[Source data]
------------------------------------------------------------------------

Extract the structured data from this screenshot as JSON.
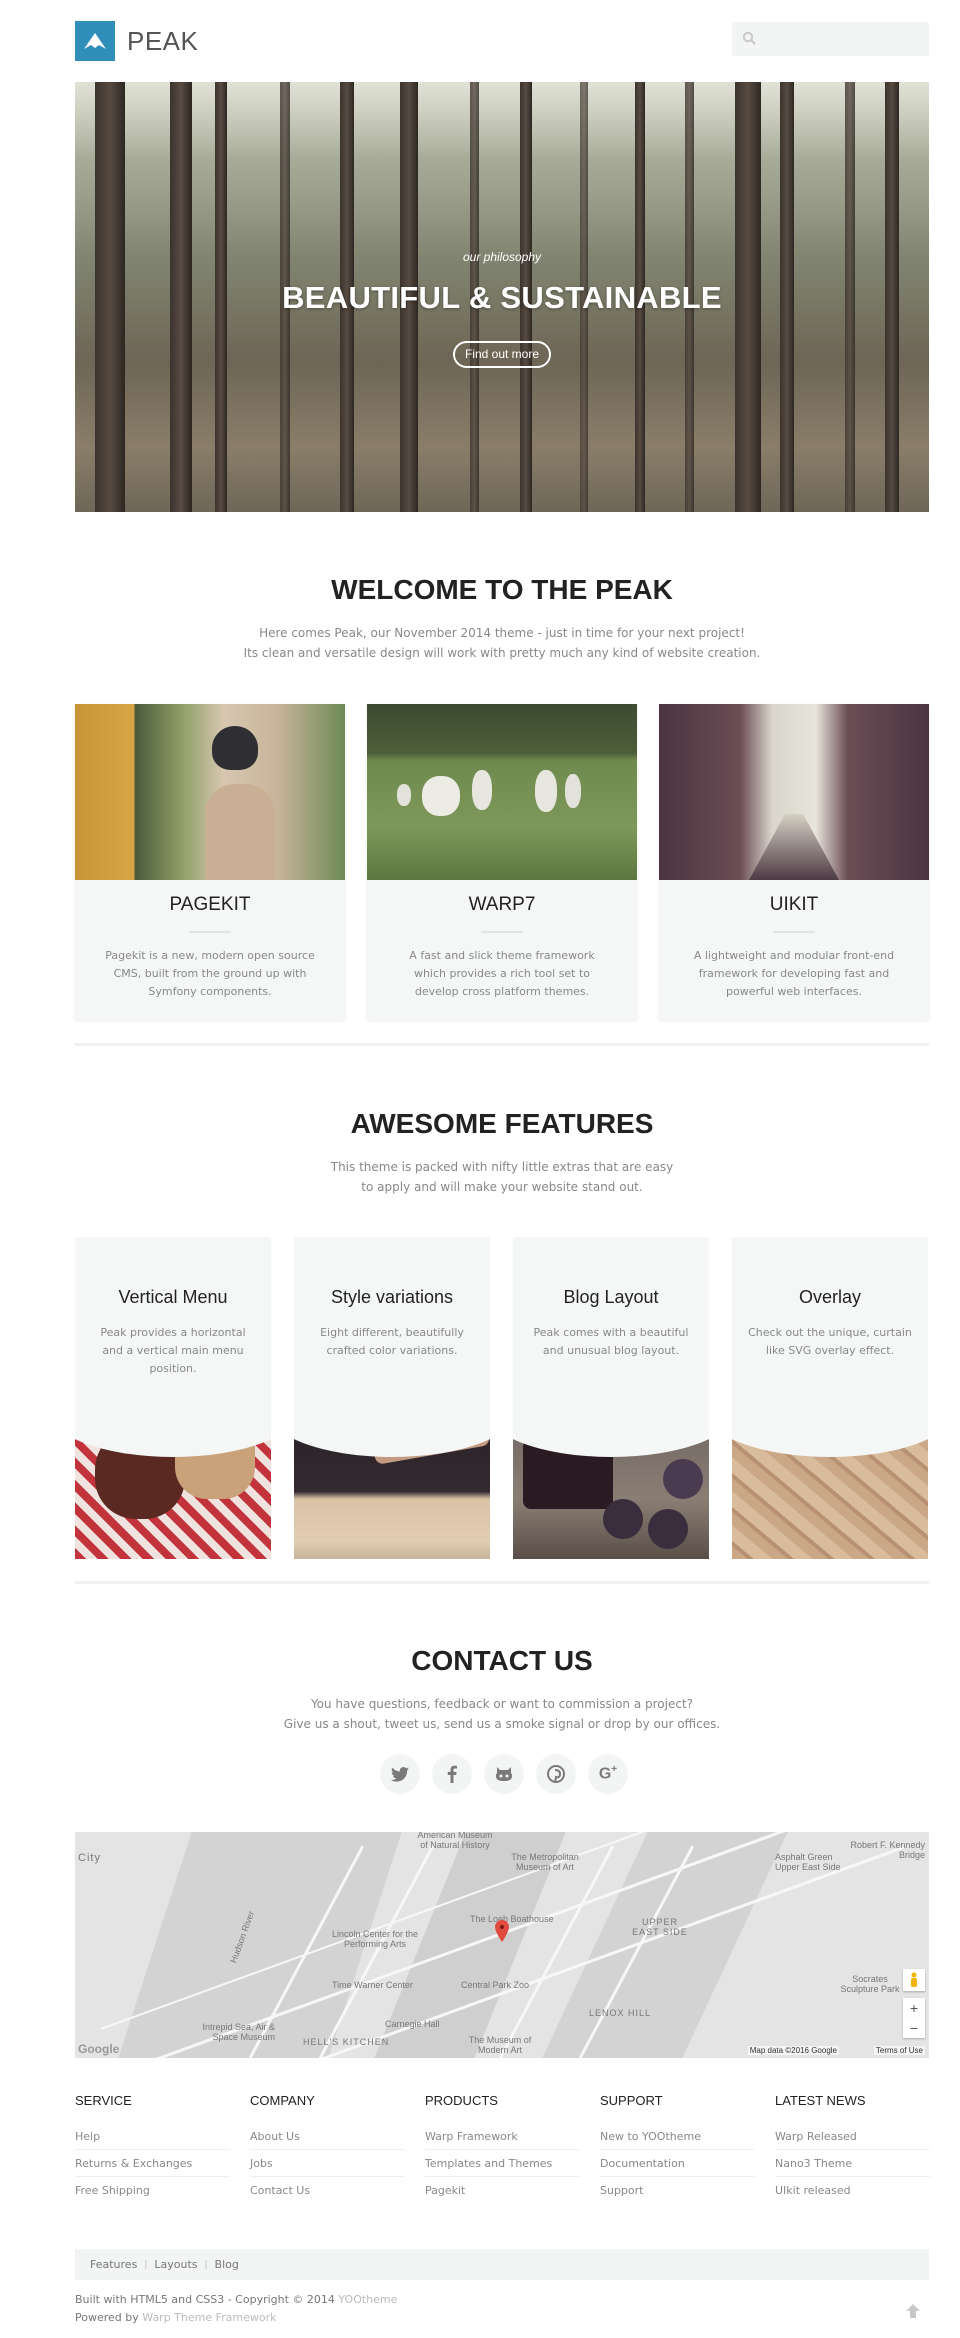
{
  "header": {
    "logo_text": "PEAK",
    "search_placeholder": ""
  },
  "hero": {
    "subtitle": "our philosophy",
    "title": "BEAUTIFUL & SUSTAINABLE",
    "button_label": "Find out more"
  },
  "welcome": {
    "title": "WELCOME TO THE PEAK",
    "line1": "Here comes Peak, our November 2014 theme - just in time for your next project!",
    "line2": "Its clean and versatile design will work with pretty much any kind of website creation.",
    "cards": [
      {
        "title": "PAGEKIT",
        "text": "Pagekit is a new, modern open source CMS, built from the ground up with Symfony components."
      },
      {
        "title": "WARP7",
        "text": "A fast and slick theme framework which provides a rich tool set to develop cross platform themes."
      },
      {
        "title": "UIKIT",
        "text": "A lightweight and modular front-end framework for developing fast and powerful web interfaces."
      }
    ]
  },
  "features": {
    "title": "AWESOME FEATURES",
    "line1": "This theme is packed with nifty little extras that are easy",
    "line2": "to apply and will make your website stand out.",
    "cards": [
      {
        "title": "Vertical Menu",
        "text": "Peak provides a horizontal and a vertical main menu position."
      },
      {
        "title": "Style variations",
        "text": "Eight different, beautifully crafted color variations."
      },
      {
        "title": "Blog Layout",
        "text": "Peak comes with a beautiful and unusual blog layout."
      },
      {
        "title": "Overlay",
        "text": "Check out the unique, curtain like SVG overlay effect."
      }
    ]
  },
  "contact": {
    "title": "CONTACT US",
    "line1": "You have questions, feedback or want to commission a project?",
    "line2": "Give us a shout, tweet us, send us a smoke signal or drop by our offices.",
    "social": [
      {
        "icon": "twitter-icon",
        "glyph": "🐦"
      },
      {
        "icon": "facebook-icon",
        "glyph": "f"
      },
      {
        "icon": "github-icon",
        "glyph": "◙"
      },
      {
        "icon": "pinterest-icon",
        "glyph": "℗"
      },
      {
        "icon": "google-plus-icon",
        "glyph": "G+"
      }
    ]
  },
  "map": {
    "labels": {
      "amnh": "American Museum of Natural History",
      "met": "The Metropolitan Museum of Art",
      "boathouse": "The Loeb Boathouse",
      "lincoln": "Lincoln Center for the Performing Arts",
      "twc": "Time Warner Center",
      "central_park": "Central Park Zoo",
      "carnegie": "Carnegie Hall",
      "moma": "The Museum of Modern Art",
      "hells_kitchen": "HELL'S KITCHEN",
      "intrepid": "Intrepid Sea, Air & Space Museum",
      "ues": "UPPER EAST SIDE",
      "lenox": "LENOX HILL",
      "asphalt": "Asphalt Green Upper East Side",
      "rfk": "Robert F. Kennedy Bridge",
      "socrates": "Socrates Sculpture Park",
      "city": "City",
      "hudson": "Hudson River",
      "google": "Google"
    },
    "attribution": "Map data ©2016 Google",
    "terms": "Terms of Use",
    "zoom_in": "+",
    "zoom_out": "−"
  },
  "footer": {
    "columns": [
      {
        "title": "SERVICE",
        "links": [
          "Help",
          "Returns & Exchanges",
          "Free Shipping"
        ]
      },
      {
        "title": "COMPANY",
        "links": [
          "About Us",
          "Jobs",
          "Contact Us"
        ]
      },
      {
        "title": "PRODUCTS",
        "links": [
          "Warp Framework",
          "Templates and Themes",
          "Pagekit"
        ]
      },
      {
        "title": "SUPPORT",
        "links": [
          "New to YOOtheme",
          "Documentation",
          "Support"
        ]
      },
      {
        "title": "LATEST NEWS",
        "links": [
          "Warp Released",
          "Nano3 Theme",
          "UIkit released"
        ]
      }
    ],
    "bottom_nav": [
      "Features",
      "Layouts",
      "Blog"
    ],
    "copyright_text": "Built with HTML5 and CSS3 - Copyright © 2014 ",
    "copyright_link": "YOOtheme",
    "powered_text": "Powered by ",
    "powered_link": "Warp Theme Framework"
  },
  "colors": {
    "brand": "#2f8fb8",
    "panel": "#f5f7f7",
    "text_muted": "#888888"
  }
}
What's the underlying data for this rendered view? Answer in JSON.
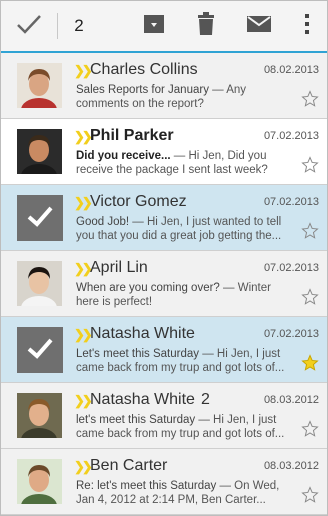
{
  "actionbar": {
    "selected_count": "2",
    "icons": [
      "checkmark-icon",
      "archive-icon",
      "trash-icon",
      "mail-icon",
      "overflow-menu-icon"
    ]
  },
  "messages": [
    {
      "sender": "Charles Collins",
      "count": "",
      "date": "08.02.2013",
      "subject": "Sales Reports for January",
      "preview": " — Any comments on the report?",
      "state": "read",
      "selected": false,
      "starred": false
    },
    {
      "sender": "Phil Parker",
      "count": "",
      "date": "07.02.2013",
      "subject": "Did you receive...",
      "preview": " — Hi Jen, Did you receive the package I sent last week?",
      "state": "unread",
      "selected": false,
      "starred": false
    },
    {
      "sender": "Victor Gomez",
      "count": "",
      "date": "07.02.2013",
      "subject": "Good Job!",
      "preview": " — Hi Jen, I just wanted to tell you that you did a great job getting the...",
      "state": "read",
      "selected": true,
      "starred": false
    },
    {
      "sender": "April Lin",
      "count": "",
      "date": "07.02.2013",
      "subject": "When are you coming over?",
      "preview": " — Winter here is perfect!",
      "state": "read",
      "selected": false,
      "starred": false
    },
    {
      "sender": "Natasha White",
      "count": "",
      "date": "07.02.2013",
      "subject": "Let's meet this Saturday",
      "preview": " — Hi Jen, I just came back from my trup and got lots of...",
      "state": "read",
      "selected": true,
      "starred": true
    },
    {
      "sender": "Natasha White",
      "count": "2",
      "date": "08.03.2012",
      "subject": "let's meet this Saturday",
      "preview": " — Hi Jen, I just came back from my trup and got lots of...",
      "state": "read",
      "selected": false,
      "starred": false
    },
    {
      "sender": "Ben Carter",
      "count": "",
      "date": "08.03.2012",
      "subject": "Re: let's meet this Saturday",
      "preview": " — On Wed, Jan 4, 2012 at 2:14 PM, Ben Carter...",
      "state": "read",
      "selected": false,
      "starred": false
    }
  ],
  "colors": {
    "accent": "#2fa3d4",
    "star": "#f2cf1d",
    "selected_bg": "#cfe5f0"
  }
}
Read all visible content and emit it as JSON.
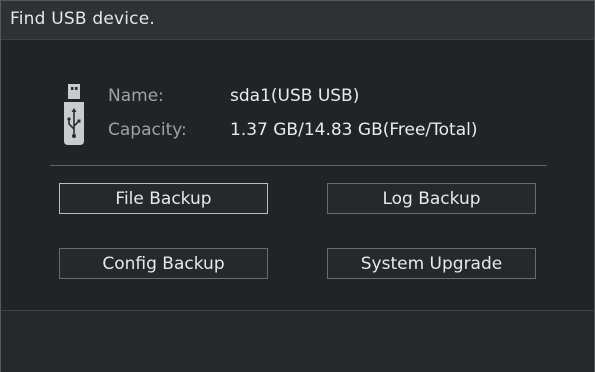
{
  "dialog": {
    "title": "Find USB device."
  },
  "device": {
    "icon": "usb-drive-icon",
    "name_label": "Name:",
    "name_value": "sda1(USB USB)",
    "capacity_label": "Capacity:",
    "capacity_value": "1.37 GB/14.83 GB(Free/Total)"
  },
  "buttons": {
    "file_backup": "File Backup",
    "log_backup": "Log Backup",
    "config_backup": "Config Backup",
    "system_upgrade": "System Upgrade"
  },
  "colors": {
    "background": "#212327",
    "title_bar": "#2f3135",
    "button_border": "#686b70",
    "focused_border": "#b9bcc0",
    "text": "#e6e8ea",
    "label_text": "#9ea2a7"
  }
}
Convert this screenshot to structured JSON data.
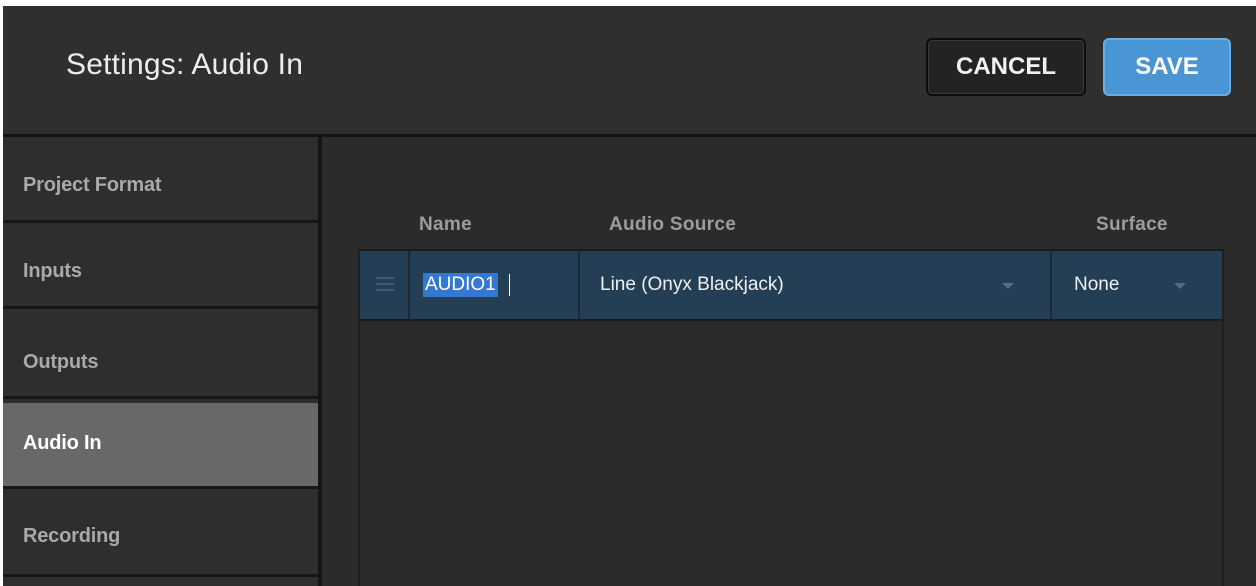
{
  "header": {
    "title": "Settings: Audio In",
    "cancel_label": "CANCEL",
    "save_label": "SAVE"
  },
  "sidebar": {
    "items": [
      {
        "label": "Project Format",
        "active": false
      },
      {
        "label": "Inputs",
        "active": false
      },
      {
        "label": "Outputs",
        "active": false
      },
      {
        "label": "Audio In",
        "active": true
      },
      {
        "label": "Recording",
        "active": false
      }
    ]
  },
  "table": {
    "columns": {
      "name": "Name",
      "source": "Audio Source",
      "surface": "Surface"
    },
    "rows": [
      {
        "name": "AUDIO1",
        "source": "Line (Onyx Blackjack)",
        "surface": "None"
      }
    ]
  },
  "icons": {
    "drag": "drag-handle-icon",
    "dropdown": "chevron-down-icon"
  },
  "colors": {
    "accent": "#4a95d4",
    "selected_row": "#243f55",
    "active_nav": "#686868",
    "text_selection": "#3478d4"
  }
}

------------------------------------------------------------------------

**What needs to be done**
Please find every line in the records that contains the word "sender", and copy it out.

**Answer area**
      "sender": "Charles Collins",
      "sender": "Phil Parker",
      "sender": "Victor Gomez",
      "sender": "April Lin",
      "sender": "Natasha White",
      "sender": "Natasha White",
      "sender": "Ben Carter",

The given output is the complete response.